== WORK TASK ==
Output all of the records again, exactly as written.

== EXERCISE INPUT ==
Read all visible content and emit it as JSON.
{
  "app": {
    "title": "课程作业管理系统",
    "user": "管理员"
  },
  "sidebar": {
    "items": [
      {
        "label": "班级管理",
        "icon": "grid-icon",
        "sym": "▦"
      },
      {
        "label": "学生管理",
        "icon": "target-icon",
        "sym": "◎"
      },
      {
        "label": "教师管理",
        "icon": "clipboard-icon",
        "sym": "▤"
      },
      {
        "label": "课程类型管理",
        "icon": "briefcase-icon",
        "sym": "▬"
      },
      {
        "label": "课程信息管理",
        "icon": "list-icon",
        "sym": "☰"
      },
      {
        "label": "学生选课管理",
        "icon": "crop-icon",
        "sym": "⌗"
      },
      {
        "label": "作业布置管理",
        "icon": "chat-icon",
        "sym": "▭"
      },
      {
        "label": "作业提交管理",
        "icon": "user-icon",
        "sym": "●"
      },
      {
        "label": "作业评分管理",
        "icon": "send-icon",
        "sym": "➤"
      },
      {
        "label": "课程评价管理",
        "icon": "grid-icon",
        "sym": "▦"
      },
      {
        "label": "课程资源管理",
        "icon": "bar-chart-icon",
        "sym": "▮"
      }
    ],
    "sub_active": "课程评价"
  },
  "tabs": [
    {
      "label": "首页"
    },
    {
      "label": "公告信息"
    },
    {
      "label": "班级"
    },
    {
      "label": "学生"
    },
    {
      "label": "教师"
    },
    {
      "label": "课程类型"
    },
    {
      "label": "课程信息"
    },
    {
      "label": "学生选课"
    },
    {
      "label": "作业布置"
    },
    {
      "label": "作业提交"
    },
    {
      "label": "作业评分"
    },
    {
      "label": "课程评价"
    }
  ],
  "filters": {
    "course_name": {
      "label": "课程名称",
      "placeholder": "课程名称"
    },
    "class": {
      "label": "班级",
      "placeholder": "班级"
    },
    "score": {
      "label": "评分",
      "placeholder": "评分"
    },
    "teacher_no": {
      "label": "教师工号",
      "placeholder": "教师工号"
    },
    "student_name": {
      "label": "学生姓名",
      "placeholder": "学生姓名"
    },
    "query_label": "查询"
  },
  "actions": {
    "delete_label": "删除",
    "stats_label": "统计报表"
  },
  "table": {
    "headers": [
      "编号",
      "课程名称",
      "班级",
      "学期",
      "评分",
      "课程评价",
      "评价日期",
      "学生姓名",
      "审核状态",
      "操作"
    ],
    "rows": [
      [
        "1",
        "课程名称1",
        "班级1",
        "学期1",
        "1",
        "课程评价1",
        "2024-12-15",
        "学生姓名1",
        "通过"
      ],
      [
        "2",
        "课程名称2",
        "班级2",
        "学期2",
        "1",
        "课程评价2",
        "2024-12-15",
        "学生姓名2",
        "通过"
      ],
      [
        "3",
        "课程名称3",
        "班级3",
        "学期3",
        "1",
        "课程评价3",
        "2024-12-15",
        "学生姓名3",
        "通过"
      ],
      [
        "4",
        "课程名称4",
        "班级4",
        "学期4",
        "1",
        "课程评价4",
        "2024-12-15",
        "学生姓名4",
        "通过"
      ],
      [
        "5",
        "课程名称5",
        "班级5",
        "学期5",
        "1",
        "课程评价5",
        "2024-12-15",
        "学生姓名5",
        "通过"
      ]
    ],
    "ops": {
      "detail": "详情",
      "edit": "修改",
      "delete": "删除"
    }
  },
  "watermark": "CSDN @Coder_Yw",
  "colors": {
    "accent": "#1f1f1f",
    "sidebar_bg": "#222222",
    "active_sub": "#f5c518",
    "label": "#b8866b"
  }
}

== ANSWER SPACE ==
Read all visible content and emit it as JSON.
{
  "app": {
    "title": "课程作业管理系统",
    "user": "管理员"
  },
  "sidebar": {
    "items": [
      {
        "label": "班级管理",
        "icon": "grid-icon",
        "sym": "▦"
      },
      {
        "label": "学生管理",
        "icon": "target-icon",
        "sym": "◎"
      },
      {
        "label": "教师管理",
        "icon": "clipboard-icon",
        "sym": "▤"
      },
      {
        "label": "课程类型管理",
        "icon": "briefcase-icon",
        "sym": "▬"
      },
      {
        "label": "课程信息管理",
        "icon": "list-icon",
        "sym": "☰"
      },
      {
        "label": "学生选课管理",
        "icon": "crop-icon",
        "sym": "⌗"
      },
      {
        "label": "作业布置管理",
        "icon": "chat-icon",
        "sym": "▭"
      },
      {
        "label": "作业提交管理",
        "icon": "user-icon",
        "sym": "●"
      },
      {
        "label": "作业评分管理",
        "icon": "send-icon",
        "sym": "➤"
      },
      {
        "label": "课程评价管理",
        "icon": "grid-icon",
        "sym": "▦"
      },
      {
        "label": "课程资源管理",
        "icon": "bar-chart-icon",
        "sym": "▮"
      }
    ],
    "sub_active": "课程评价"
  },
  "tabs": [
    {
      "label": "首页"
    },
    {
      "label": "公告信息"
    },
    {
      "label": "班级"
    },
    {
      "label": "学生"
    },
    {
      "label": "教师"
    },
    {
      "label": "课程类型"
    },
    {
      "label": "课程信息"
    },
    {
      "label": "学生选课"
    },
    {
      "label": "作业布置"
    },
    {
      "label": "作业提交"
    },
    {
      "label": "作业评分"
    },
    {
      "label": "课程评价"
    }
  ],
  "filters": {
    "course_name": {
      "label": "课程名称",
      "placeholder": "课程名称"
    },
    "class": {
      "label": "班级",
      "placeholder": "班级"
    },
    "score": {
      "label": "评分",
      "placeholder": "评分"
    },
    "teacher_no": {
      "label": "教师工号",
      "placeholder": "教师工号"
    },
    "student_name": {
      "label": "学生姓名",
      "placeholder": "学生姓名"
    },
    "query_label": "查询"
  },
  "actions": {
    "delete_label": "删除",
    "stats_label": "统计报表"
  },
  "table": {
    "headers": [
      "编号",
      "课程名称",
      "班级",
      "学期",
      "评分",
      "课程评价",
      "评价日期",
      "学生姓名",
      "审核状态",
      "操作"
    ],
    "rows": [
      [
        "1",
        "课程名称1",
        "班级1",
        "学期1",
        "1",
        "课程评价1",
        "2024-12-15",
        "学生姓名1",
        "通过"
      ],
      [
        "2",
        "课程名称2",
        "班级2",
        "学期2",
        "1",
        "课程评价2",
        "2024-12-15",
        "学生姓名2",
        "通过"
      ],
      [
        "3",
        "课程名称3",
        "班级3",
        "学期3",
        "1",
        "课程评价3",
        "2024-12-15",
        "学生姓名3",
        "通过"
      ],
      [
        "4",
        "课程名称4",
        "班级4",
        "学期4",
        "1",
        "课程评价4",
        "2024-12-15",
        "学生姓名4",
        "通过"
      ],
      [
        "5",
        "课程名称5",
        "班级5",
        "学期5",
        "1",
        "课程评价5",
        "2024-12-15",
        "学生姓名5",
        "通过"
      ]
    ],
    "ops": {
      "detail": "详情",
      "edit": "修改",
      "delete": "删除"
    }
  },
  "watermark": "CSDN @Coder_Yw",
  "colors": {
    "accent": "#1f1f1f",
    "sidebar_bg": "#222222",
    "active_sub": "#f5c518",
    "label": "#b8866b"
  }
}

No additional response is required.